▶ WORK REQUIRED: Extract every line below that contains the word "subtitle".

══════════════════════════════

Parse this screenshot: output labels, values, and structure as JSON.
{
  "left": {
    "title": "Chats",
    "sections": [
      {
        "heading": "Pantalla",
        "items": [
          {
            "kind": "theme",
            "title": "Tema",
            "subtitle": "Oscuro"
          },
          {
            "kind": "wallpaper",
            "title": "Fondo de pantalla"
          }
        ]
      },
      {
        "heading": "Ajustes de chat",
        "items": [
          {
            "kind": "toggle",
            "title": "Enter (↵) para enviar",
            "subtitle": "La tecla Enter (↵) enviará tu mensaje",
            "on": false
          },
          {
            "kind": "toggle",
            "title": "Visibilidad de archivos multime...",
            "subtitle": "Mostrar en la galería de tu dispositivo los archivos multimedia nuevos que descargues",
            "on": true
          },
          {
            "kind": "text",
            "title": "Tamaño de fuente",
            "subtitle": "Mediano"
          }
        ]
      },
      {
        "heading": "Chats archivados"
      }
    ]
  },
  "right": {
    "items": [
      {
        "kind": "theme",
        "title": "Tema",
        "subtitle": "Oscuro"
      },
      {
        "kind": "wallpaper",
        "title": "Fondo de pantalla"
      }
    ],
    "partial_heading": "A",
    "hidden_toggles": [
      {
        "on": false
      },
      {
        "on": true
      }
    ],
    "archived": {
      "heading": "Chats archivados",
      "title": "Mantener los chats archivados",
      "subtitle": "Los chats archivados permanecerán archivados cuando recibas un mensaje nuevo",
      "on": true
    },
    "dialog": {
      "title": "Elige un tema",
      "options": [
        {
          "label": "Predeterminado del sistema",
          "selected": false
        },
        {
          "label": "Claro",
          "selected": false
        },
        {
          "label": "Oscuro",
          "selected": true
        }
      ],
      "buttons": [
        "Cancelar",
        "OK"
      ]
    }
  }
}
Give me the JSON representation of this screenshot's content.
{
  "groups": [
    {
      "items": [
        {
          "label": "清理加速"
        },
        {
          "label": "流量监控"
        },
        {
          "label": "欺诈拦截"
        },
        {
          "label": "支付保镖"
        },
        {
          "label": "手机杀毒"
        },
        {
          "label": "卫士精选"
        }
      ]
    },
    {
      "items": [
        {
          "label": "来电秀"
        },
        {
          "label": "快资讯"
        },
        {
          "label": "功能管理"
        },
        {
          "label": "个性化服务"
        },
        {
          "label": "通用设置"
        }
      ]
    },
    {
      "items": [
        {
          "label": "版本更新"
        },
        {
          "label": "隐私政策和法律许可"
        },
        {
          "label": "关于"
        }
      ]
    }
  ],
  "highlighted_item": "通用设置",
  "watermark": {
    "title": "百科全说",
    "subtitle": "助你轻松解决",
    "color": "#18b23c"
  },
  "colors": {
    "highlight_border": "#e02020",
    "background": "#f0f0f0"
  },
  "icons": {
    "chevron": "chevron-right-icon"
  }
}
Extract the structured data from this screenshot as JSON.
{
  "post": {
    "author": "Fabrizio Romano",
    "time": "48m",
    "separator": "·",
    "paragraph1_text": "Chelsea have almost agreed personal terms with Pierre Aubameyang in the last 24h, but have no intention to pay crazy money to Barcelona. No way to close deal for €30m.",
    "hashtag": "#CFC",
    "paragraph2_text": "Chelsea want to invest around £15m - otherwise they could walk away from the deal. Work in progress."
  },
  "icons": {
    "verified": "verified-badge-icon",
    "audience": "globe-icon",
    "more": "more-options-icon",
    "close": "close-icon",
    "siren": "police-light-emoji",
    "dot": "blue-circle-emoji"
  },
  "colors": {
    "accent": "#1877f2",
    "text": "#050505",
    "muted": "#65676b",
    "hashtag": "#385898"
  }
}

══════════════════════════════

▶ EXERCISE SOLUTION:
            "subtitle": "Oscuro"
            "subtitle": "La tecla Enter (↵) enviará tu mensaje",
            "subtitle": "Mostrar en la galería de tu dispositivo los archivos multimedia nuevos que descargues",
            "subtitle": "Mediano"
        "subtitle": "Oscuro"
      "subtitle": "Los chats archivados permanecerán archivados cuando recibas un mensaje nuevo",
    "subtitle": "助你轻松解决",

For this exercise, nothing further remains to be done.